Das war mein Bestehen der Profi Prüfung und dann wieder die Ernennung zum 5 dan. Ab 5 dan gehört man zur Oberliga der Spieler, man kann sich Gegner aussuchen. Das Vergnügen Go zu spielen ist aber immer dasselbe geblieben. Nicht selten habe ich bei anstrengenden Profi Spielen 2 Kilo abgenommen. Ich war so aufgeregt, daß ich nichts mehr essen konnte. Man kann also sagen, daß das Vergnügen bei Amateur spielen größer ist. Wenn man ein wichtiges Promotionsspiel verliert, war die ganze Mühe bisher oft umsonst.

Was würden Sie Amateurspielern als Rat mitgeben, um stärker zu werden?
Ein stärkerer Spieler als Lehrer ist sehr wichtig. Wenn man nur für 10 Spiele am Tag Zeit hat, sollte man lieber nur fünf spielen und diese dann hinterher besprechen. Viele Amateur Spieler mögen Tsumego nicht, obwohl diese sehr wichtig sind. Zur Technik der Tsumego kann man sagen: Lieber viele einfachere Probleme lösen als wenige sehr schwere. Für einen Shodan würde ich Probleme so um den 5 Kyu Level empfehlen. Diese sollte er problemlos und fast schon automatisch im Kopf lösen können und dieses Wissen in Spielen anwenden können. Hier sollte man den Sinn der Züge verstehen und nicht einfach nur Sequenzen auswendig abspielen lernen. Auch Bücher können sehr nützlich beim Lernen sein.

Wie steht Ihre Familie zum Go?
Meine Mutter hat das Go Spiel immer gehaßt und mochte die Idee das ich Profispieler werden wollte absolut nicht. Sie hielt Go für ein Glücksspiel und konnte sich nicht vorstellen, daß man damit seinen Lebensunterhalt bestreiten kann. Ich hingegen halte Go für eine Form der Kunst. Als ich mein erstes Buch veröffentlicht hatte war meine Mutter dann sehr stolz, unter dem Beruf des Autors konnte sie sich etwas vorstellen und sie war damit einverstanden.

Nakayama Sensei, vielen Dank für das Interview.

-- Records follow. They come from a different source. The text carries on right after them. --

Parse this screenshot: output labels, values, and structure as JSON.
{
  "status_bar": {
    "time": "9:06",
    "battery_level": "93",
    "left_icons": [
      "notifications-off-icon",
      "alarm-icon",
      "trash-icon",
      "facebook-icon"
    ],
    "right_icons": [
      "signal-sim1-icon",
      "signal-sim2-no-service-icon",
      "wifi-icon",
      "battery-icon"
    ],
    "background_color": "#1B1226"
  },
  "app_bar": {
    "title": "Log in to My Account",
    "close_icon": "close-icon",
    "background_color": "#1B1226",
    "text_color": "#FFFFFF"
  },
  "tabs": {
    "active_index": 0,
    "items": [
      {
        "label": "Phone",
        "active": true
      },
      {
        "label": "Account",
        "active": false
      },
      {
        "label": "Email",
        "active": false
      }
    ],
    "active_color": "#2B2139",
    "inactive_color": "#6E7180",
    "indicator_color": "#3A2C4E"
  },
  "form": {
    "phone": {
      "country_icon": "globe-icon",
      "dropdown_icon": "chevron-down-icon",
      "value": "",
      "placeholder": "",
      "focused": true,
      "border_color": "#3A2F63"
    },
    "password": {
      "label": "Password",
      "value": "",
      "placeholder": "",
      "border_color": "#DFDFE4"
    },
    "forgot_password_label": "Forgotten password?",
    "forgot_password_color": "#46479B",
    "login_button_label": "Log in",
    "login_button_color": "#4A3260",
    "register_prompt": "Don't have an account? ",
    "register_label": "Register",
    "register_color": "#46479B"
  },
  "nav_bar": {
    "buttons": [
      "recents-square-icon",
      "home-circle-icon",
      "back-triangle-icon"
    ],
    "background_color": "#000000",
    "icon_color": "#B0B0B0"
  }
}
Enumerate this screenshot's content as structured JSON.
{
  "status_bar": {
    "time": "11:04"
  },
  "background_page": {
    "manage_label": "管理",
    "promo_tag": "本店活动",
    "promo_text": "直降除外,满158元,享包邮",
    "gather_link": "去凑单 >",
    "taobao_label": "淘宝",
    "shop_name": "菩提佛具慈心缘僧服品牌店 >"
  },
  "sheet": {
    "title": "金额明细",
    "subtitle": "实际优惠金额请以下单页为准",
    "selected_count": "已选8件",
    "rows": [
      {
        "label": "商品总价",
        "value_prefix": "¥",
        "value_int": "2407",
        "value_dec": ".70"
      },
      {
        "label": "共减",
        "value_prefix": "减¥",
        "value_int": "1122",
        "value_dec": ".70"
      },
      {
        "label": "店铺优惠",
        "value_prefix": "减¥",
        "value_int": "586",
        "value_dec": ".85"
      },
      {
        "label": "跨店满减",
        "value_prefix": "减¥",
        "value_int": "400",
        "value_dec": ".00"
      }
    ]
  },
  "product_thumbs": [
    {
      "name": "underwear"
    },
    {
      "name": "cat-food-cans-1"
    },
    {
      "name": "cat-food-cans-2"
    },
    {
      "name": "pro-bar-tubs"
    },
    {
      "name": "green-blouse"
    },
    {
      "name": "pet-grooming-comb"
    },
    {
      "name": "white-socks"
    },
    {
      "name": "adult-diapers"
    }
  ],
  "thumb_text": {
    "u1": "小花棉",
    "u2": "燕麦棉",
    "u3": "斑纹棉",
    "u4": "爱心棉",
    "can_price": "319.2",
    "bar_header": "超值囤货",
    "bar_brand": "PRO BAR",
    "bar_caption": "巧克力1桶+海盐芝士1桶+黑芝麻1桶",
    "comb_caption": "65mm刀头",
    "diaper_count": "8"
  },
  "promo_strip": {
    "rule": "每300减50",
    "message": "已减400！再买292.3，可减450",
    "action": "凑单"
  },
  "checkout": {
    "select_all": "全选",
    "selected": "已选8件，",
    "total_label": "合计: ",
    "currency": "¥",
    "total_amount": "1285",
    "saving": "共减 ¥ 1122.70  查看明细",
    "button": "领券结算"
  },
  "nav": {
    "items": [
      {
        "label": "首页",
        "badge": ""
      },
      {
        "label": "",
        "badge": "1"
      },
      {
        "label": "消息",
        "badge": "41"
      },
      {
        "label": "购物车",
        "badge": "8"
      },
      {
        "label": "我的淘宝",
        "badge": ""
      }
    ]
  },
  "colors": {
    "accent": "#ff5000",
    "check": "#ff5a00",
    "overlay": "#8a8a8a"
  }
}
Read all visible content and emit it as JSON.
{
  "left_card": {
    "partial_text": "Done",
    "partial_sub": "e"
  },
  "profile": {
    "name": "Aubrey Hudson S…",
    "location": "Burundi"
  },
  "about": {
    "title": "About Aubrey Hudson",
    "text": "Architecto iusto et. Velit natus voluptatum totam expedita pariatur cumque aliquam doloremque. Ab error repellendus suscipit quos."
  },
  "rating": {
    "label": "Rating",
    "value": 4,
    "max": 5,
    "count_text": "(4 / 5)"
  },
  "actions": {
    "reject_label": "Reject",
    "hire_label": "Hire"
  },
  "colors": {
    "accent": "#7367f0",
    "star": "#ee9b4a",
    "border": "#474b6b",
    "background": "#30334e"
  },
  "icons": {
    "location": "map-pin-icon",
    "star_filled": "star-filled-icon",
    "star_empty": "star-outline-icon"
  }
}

Nakayama Noriyuki last edited by 24.60.141.64 on September 24, 2011 - 19:24
RecentChanges · StartingPoints · About
Edit page ·Search · Related · Page info · Latest diff
[Welcome to Sensei's Library!]
RecentChanges
StartingPoints
About
RandomPage
Search position
Page history
Latest page diff
Partner sites:
Go Teaching Ladder
Goproblems.com
Login / Prefs
Tools
Sensei's Library